In Raleigh, North Carolina homeowners have been able to refinance below 4 percent for the entire year of 2012. Heading into 2013 it does not look as if much is going to chance. In fact, if the Christmas holiday shopping numbers continue to underperform the Federal Reserve Bank has no option but to keep interest rates near historic lows for the early part of 2013. On the final day of 2012 the average 30 year fixed mortgage rate is trending around 3.35 percent.
Raleigh, North Carolina mortgage data
When looking at the chart for average 15 and 30 year fixed mortgage rates for the year 2012 it is quite obvious there were no significant moves higher. The 10 year treasury rate yield remained below 2.25% for almost the entire year which helped to keep 30 year fixed rates at or below 3.5%. There was a brief period in March when the 10 year yield was above its 200 day moving average but this did not last very long.
As most in the financial industry know, the 10 year treasury rate yield greatly determines the overall direction of the 30 year fixed mortgage. In Raleigh, North Carolina and throughout the United States that direction has been down for several years. If the local and regional economy gets back on its feet and consumer spending increases in the next several months the end of 2013 could see higher overall mortgage interest rates.
Predicting interest rates based on retail stocks
Unfortunately, it is nearly impossible to predict what consumers are going to do in the near future. The Christmas holiday shopping season was subpar and this has caused many financial analysts to downgrade some big name stocks. Names like Apple and Amazon could see their stock prices fall in the near term just because consumers are not spending as much.
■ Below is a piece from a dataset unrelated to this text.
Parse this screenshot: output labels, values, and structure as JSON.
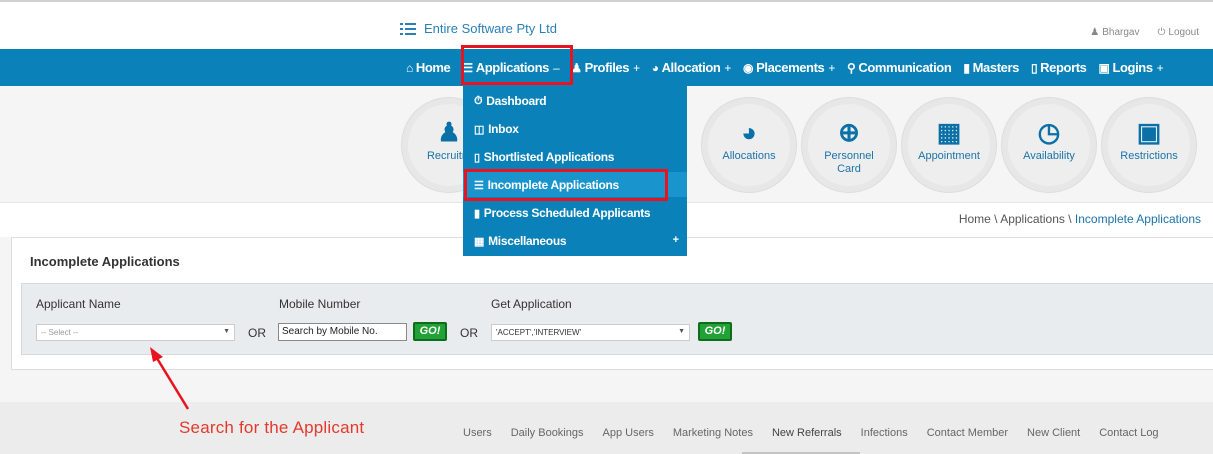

Although people may not realize it, the drop in major retail stocks could influence the direction of interest rates as a whole. If retail companies are not make a significant amount of money it stands to reason that the common American is also struggling. When the common American citizen does not have discretionary spending cash they are not going to invest in real estate or even consider buying a new home.
The objective of the Federal Reserve Bank is to help banks lend money at proper interest rates. When little money is flowing through the economy interest rates are going to be very low. This will encourage potential borrowers to use banks to gain access to cash through personal loans, home loans or credit cards. Although some people do not want to borrow money it does help the overall economy.
Looking ahead to early 2013
With average 30 year fixed mortgage rates under 3.5 percent it is very hard to predict lower interest rates. That said, if consumer spending and consumer sentiment does not improve in the first three months of 2013 it is hard to come up with an equation for interest rates to move higher. Consumer data will be released each month and it may never be as important as the months of January, February and March of the upcoming year.
An improved economy will mean higher interest rates. For those that honestly feel as if the economy will drastically improve in 2013 it might be worth it to take advantage of very low fixed refinance rates. If there is any concern about the overall United States economy it never hurts to remain patient and wait for the next move by Ben Bernanke and the Federal Reserve Bank.
Homeowners throughout the southeast will look to banks like Wells Fargo, Bank of America, First Citizens Bank and BB&T for refinance options. It is important for all potential borrowers to remember that only those with the best credit scores and largest down payments are going to get interest rates close to three percent on a 30 year fixed mortgage. With a solid credit score above 750 and a down payment that is above 20% of the loan value it should not be difficult to take advantage of great interest rate offers from any local, regional or national bank.